The different types of Prosciutto are types of dry-cured ham that originated in Italy, and it’s one of the most popular types of cured meat available today.
Additionally, it has been around for centuries and was initially made from pork legs, but now it can be made with any part of the pig, including shoulders, loins, bellies, and even ears.
It is a dry-cured meat product that is usually sliced very thin and used as an appetizer, sandwich spread, or snack food. Well, some of the different types of Prosciutto are:
1. Prosciutto Crudo
Essentially thinly sliced ham, prosciutto Crudo is usually used in appetizers and main courses. Most Americans are familiar with prosciutto Crudo.

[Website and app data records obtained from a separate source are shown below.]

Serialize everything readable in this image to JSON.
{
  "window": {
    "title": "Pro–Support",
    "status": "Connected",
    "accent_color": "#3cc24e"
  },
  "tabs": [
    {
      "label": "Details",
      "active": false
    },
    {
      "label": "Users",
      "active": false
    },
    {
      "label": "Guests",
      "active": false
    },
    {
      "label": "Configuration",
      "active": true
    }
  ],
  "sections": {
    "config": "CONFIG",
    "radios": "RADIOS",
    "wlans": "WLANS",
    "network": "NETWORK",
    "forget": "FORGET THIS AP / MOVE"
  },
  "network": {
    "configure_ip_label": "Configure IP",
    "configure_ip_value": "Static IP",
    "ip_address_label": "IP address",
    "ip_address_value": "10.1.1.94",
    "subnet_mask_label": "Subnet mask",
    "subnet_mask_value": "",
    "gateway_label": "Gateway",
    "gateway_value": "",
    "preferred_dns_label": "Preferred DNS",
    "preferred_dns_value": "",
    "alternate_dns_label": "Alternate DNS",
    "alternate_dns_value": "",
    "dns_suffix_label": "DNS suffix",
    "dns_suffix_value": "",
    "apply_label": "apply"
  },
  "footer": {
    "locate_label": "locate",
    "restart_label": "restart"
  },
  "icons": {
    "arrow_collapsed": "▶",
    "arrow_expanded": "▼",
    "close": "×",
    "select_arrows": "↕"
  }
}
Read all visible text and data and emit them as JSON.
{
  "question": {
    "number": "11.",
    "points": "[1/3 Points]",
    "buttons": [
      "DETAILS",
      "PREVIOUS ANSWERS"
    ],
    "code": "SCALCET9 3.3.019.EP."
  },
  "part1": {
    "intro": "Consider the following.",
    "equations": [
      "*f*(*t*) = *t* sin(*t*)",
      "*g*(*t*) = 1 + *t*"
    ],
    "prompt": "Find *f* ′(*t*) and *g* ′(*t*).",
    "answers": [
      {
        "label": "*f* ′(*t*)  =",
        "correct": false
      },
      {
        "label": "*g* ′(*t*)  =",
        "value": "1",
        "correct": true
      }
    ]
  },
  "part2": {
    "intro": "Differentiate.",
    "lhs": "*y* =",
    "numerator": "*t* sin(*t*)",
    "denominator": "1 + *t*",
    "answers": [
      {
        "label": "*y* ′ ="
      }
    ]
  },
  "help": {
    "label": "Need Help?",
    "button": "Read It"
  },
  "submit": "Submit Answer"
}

One healthiest ham is this air-dried, salt-cured variety with fat streaks. Why is it the case? Simply due to the absence of artificial substances in Prosciutto Crudo.
Prosciutto Crudo is prepared by hanging the ham until it dries out during the curing process. Furthermore, the fat is first trimmed off and taken out of the meat (leg or thighs).
Then, sea salt is applied to the surface. The ham is then hung up to cure; the curing process typically lasts between 16 months and three years.
2. Prosciutto Toscano
Prosciutto Toscano is also one of the different types of Prosciutto is Prosciutto Toscano. It originates in Tuscany, Italy, where raising pigs has long been a flourishing industry.
Even today, only pigs born, bred, and killed in Tuscany can be called prosciutto Toscano. Due to the dry rub of pepper and other spices, this prosciutto is lean and often has a compact dark rind.
3. Prosciutto di Parma
One particularly well-liked variety of prosciutto is prosciutto di Parma. It is referred to as Parma Ham and is perhaps among the best hams in Italy and most likely the entire world.
Its extraordinary sweetness results from the maturing process, during which the ham is aged for much longer than the other forms of Prosciutto.
Additionally, the flavor and texture of prosciutto di Parma are creamy, saltier, and nutty. Prosciutto di Parma is made by curing and salting ham, which makes it safer to consume.
This means that Parma hams no longer need to be cooked before eating. Nevertheless, if you add them to your pizza or pasta, they will be cooked, which is acceptable.
4. Prosciutto di San Daniele
Despite Prosciutto di Parma’s sweetness, the sole distinction between it and Prosciutto di San Daniele is that the latter’s meat is darker and a little sweeter. To intensify the flavor of prosciutto san Daniele, the meat is salted and pressed for roughly three days.
5. Prosciutto Cotto
The Prosciutto Cotto is another variety of prosciutto. It is comparable to prosciutto Crudo, although it is prepared somewhat differently.
Additionally, Prosciutto Crudo is cooked ham, whereas Prosciutto Cotto is dry cured. In Italy, it is frequently offered as deli-style ham. However, Prosciutto Cotto is not smoked or sweetened like American Cooked Ham.
6. Prosciutto d’Albenga
Prosciutta d’Albengha is a type of prosciutto that originated in the region of Albenga, Italy. This particular form of prosciutto was created using a special pig breed known as the “albino.”
7. Prosciutto Dottato
Prosciutto Dotti is a type of prosciauto that originated in the town of Dottoressa, Italy. This particular form of prosciuto is made from pork legs and thighs.
8. Prosciutto della Valtellina
Last on our list of different types of Prosciutto is the Prosciutto Della Valtellina. Prosciuttto Della Valtellina is an Italian dry-cured ham produced in the province of Sondrio, Lombardy. Additionally, it is considered the most delicate prosciutto in the world.